§ Information supplied:
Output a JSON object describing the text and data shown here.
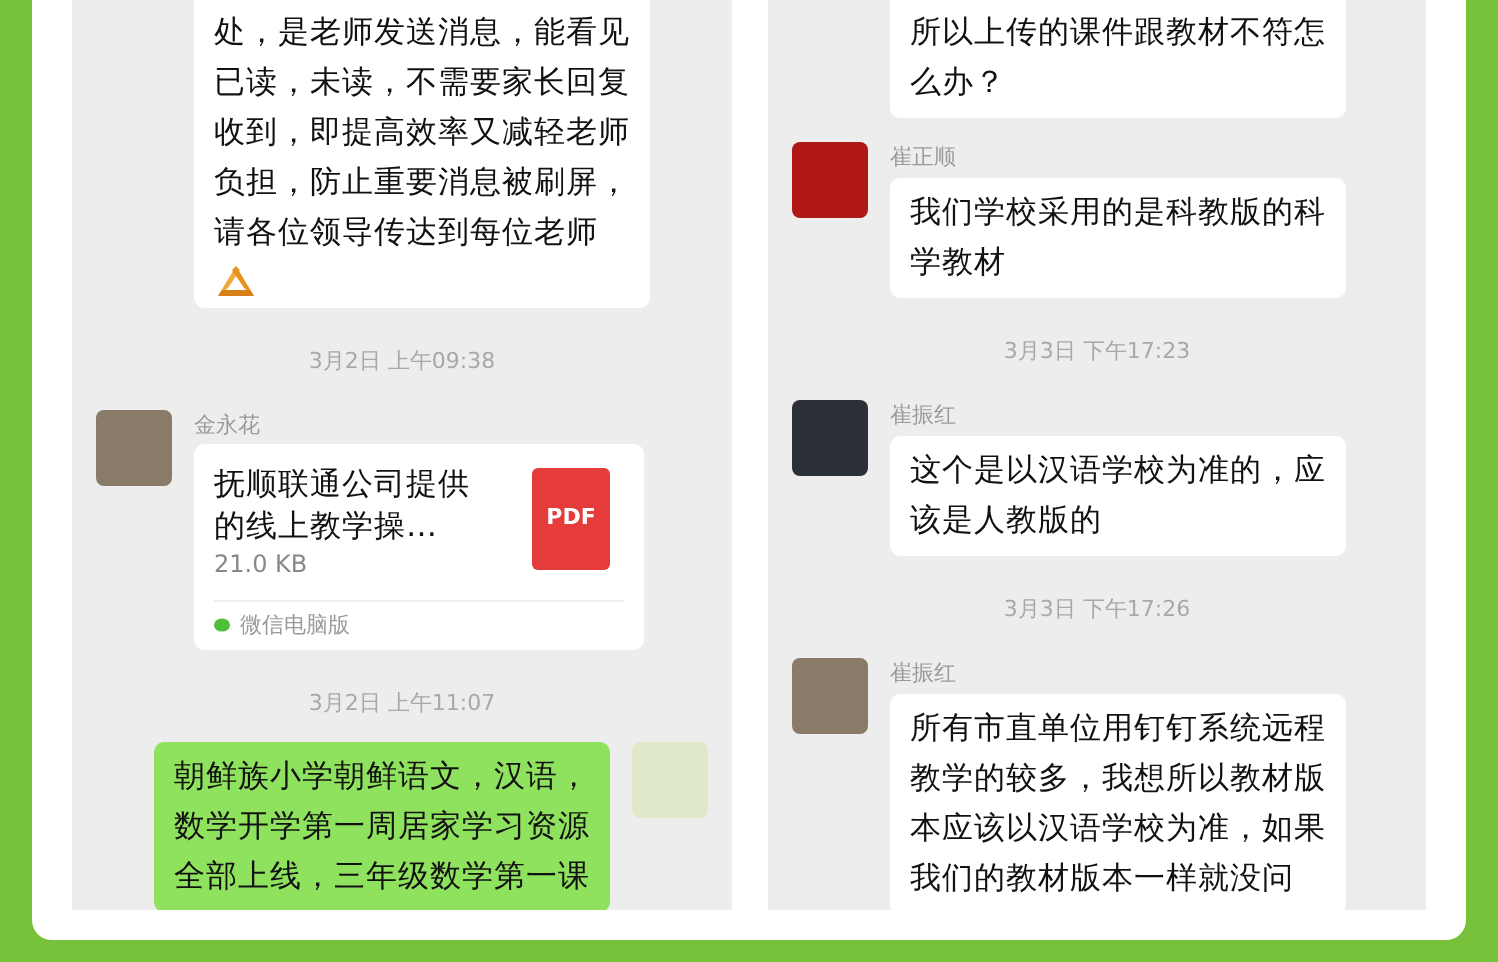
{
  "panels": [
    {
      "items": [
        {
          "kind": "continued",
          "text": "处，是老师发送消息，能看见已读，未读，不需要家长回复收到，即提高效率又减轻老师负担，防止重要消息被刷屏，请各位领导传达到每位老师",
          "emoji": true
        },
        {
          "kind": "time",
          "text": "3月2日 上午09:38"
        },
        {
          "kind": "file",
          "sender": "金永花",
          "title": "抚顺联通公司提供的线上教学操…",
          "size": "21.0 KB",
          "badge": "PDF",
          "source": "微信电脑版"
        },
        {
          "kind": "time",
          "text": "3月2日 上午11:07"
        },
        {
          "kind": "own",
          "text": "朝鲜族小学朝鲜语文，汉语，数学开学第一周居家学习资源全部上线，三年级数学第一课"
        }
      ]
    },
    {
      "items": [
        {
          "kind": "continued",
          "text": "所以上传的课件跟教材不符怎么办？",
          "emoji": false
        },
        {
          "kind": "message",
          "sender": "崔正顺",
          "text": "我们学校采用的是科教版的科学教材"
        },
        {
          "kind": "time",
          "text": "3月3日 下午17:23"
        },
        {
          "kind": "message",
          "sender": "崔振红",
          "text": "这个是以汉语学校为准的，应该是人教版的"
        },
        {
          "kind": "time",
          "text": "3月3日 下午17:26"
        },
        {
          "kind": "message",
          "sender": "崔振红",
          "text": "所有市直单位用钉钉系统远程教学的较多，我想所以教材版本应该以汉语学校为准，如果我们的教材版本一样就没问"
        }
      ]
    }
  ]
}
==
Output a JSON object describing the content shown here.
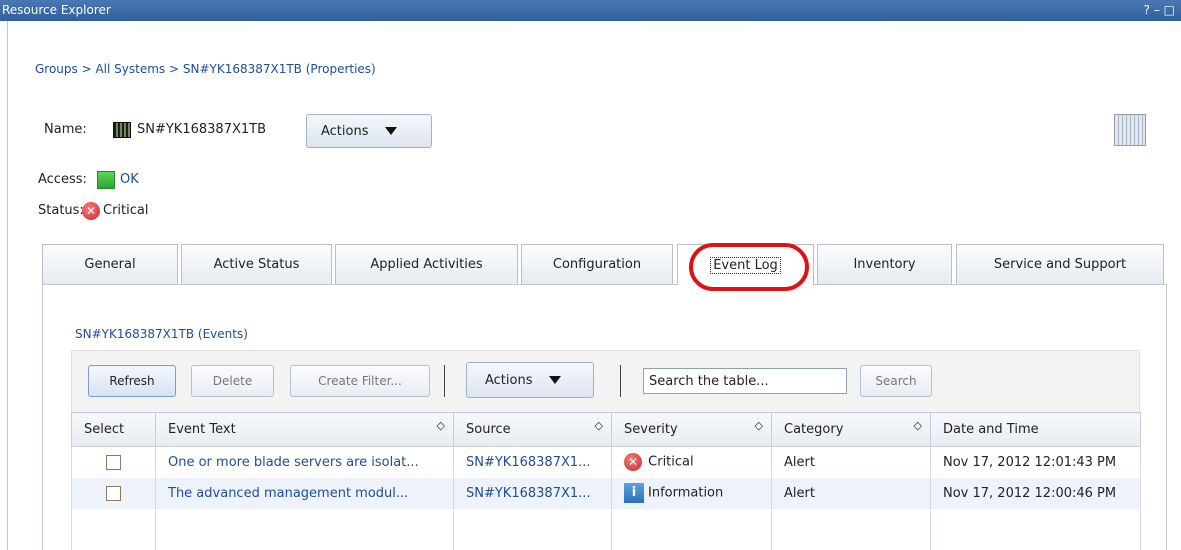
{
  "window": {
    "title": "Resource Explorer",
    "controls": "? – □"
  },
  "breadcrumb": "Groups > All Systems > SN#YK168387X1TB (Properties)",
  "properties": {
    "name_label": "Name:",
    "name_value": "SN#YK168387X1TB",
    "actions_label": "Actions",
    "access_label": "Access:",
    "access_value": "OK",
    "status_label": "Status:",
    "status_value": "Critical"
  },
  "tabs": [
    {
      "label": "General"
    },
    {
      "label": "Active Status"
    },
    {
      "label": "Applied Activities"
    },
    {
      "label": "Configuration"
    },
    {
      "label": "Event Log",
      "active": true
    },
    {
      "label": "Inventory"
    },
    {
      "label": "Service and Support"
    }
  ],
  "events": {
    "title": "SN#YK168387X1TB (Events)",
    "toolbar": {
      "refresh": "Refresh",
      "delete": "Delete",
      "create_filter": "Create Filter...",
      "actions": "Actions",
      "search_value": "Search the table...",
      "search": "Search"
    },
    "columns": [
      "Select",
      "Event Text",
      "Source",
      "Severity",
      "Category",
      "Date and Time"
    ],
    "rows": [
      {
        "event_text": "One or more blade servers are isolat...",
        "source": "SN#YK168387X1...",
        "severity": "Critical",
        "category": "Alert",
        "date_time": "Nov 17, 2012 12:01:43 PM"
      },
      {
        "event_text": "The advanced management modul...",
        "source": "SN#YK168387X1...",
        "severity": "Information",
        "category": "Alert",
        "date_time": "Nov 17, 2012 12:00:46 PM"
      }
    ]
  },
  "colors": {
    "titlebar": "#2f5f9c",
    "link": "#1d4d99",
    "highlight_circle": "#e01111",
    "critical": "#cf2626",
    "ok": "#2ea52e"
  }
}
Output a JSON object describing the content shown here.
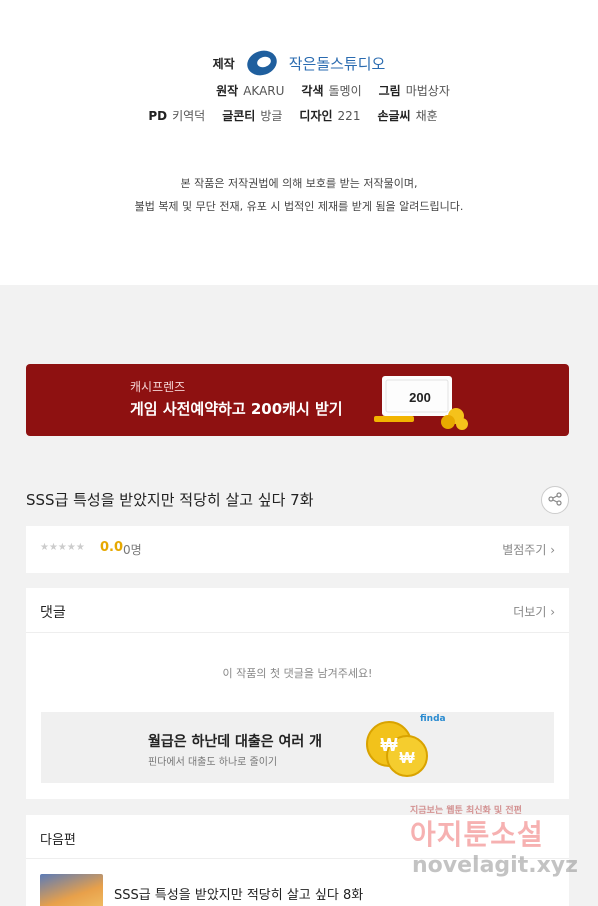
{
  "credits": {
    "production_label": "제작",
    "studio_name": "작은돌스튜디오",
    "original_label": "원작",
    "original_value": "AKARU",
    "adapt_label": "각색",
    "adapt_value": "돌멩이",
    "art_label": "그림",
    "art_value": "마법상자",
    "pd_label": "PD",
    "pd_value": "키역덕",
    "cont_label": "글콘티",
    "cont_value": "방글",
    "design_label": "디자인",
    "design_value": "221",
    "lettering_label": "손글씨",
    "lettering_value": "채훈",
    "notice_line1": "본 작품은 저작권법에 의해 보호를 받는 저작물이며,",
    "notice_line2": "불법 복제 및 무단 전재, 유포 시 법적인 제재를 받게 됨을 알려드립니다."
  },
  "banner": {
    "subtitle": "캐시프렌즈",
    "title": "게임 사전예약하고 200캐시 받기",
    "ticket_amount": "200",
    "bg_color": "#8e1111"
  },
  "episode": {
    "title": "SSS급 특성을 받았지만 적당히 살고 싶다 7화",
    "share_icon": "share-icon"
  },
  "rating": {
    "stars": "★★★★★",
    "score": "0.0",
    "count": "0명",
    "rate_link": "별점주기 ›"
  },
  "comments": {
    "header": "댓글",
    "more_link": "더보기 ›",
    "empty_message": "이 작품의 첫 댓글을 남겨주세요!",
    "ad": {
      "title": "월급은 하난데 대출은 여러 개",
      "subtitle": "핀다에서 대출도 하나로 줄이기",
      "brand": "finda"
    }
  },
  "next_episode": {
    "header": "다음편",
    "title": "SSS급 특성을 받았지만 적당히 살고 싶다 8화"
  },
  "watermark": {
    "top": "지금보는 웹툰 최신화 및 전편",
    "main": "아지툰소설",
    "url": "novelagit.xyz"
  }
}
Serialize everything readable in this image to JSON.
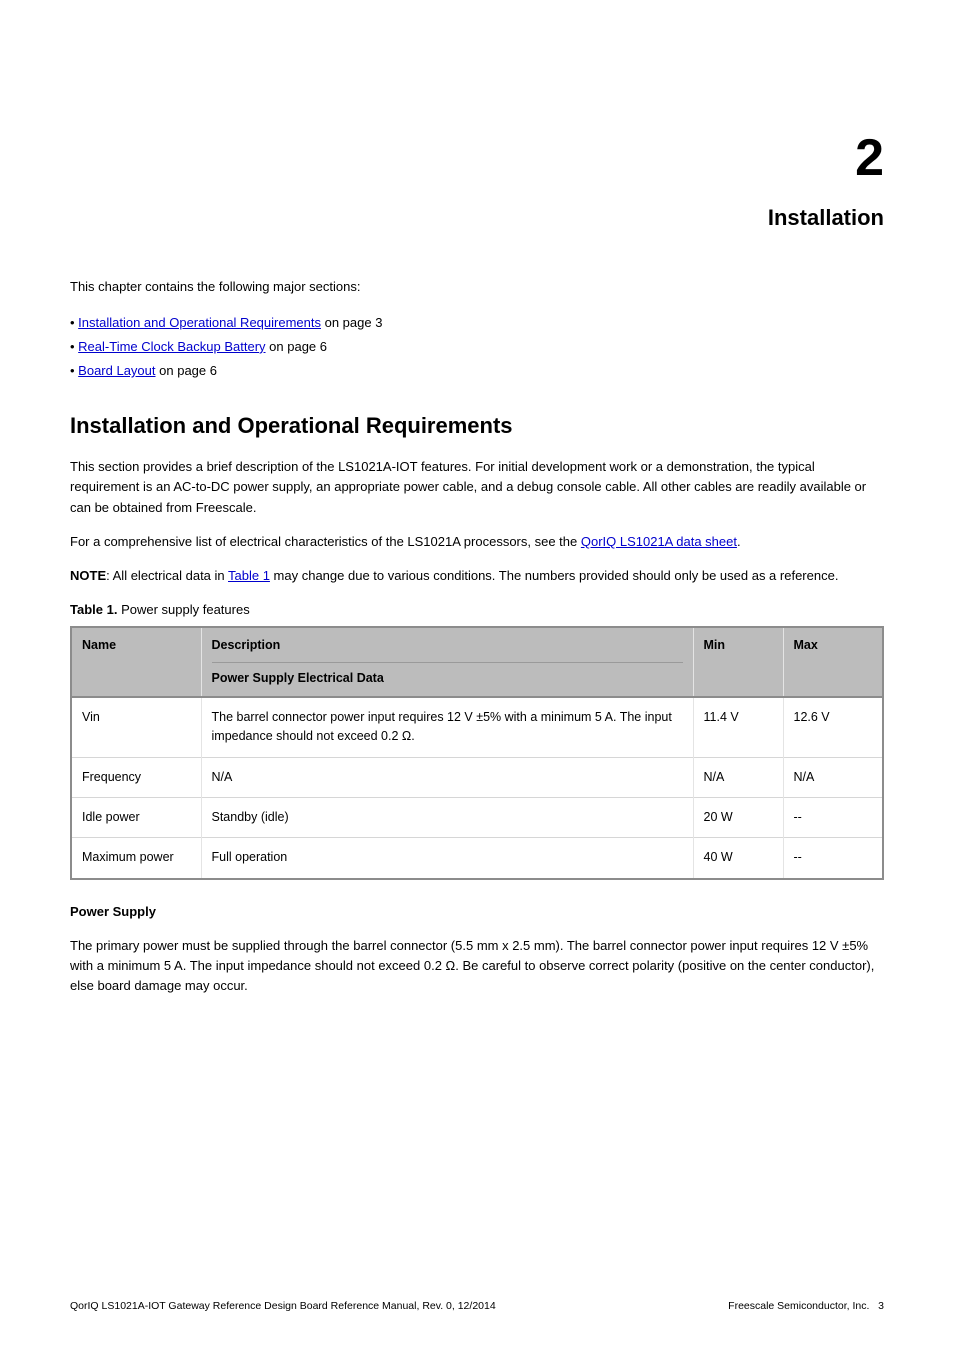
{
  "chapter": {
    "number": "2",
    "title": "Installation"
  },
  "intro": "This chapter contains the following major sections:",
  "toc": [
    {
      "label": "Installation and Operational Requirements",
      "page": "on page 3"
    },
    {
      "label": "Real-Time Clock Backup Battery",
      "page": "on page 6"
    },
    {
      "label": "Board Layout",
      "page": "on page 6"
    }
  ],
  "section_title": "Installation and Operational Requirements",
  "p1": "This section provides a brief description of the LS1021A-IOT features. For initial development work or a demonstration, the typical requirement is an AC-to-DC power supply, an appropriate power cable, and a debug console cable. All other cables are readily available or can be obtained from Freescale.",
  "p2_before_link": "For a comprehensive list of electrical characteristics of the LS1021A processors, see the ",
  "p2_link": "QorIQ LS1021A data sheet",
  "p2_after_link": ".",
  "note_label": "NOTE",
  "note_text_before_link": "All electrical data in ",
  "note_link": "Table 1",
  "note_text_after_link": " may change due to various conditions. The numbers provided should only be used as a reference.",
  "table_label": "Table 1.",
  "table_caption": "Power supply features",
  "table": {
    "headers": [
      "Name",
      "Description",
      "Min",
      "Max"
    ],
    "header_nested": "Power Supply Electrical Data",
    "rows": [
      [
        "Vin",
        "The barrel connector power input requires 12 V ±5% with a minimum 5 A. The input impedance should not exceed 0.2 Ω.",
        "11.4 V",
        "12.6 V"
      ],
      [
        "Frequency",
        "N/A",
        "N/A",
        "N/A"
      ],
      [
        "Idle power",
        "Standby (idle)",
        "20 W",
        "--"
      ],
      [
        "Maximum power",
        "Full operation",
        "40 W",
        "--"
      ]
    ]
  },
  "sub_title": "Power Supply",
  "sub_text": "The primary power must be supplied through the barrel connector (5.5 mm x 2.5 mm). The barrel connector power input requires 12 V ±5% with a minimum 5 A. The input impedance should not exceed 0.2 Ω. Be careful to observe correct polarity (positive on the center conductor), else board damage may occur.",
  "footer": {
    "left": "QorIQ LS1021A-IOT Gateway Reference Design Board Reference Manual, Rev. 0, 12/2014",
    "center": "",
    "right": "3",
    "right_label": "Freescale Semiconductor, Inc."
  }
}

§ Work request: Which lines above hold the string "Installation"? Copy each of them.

§ Output for this task:
    "title": "Installation"
      "label": "Installation and Operational Requirements",
  "section_title": "Installation and Operational Requirements",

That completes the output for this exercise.